  • Adam Smith

    Adam Smith
    Lived 1723 -1790 Smith was a Scottish social philosopher and a pioneer of political economy. One of the key figures of the Scottish Enlightenment, Smith is the author of "The Theory of Moral Sentiments" and "An Inquiry into the Nature and Causes of the Wealth of Nations." He had no idea that centuries later, his ideas would be so controversial and misinterpreted.
  • Joseph II of Austria

    Joseph II of Austria
    Ruled 1780-1790 Joseph II, Joseph Benedikt Anton Michael Adam, was Holy Roman Emperor and ruler of the Habsburg lands. Joseph was a proponent of enlightened absolutism, though most of his reforms failed. He has been ranked with Catherine II of Russia and Frederick II of Prussia, as one of the three great Enlightenment monarchs. His policies are now known as Josephinism. He died sonless and was succeeded by his younger brother, Leopold.
  • Immanuel Kant

    Immanuel Kant
    Lived 1724-1804
    Immanuel Kant was a German philosopher from Königsberg (today Kaliningrad of Russia), researching, lecturing and writing on philosophy and anthropology at the end of the 18th Century Enlightenment.
  • King George III

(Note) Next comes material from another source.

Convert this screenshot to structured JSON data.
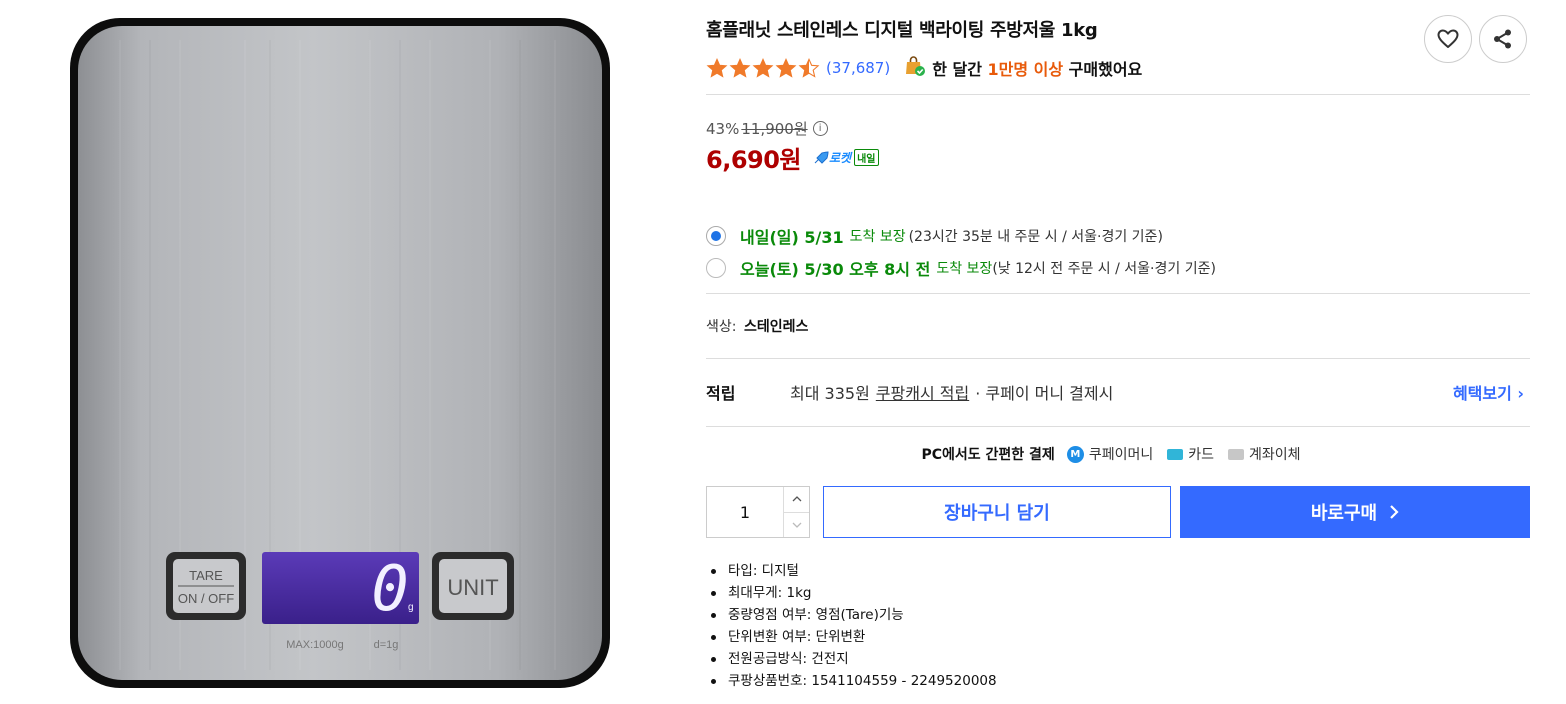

    King George III
    Lived 1738-1820
    George III, George William Frederick, was King of Great Britain and King of Ireland from 25 October 1760 until the union of these two countries on 1 January 1801, after which he was King of the United Kingdom of Great Britain and Ireland until his death. He was king during the American Revolution and was affectionately called Mad King George.